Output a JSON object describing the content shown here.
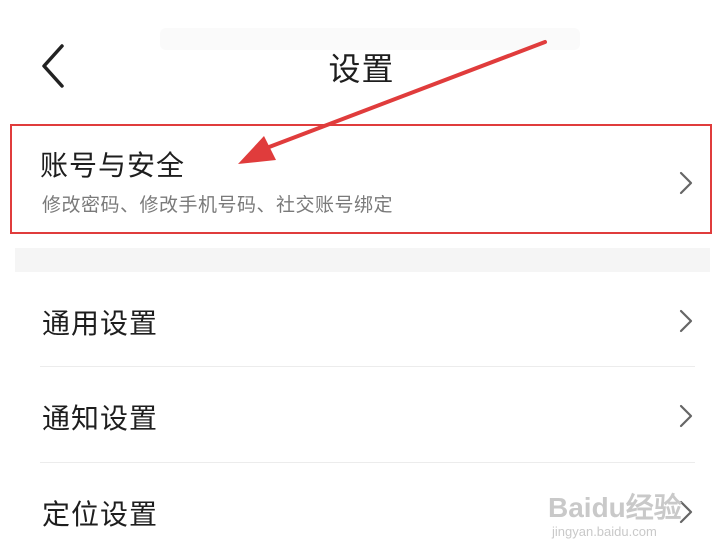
{
  "header": {
    "title": "设置",
    "back_icon": "chevron-left-icon"
  },
  "account_security": {
    "label": "账号与安全",
    "description": "修改密码、修改手机号码、社交账号绑定",
    "highlight_color": "#e03c3c"
  },
  "settings_items": [
    {
      "label": "通用设置"
    },
    {
      "label": "通知设置"
    },
    {
      "label": "定位设置"
    }
  ],
  "annotation": {
    "arrow_color": "#e03c3c"
  },
  "watermark": {
    "brand": "Baidu经验",
    "url": "jingyan.baidu.com"
  }
}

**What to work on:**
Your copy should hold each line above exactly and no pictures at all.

**Answer below:**
Output a JSON object describing the content shown here.
{
  "header": {
    "title": "设置",
    "back_icon": "chevron-left-icon"
  },
  "account_security": {
    "label": "账号与安全",
    "description": "修改密码、修改手机号码、社交账号绑定",
    "highlight_color": "#e03c3c"
  },
  "settings_items": [
    {
      "label": "通用设置"
    },
    {
      "label": "通知设置"
    },
    {
      "label": "定位设置"
    }
  ],
  "annotation": {
    "arrow_color": "#e03c3c"
  },
  "watermark": {
    "brand": "Baidu经验",
    "url": "jingyan.baidu.com"
  }
}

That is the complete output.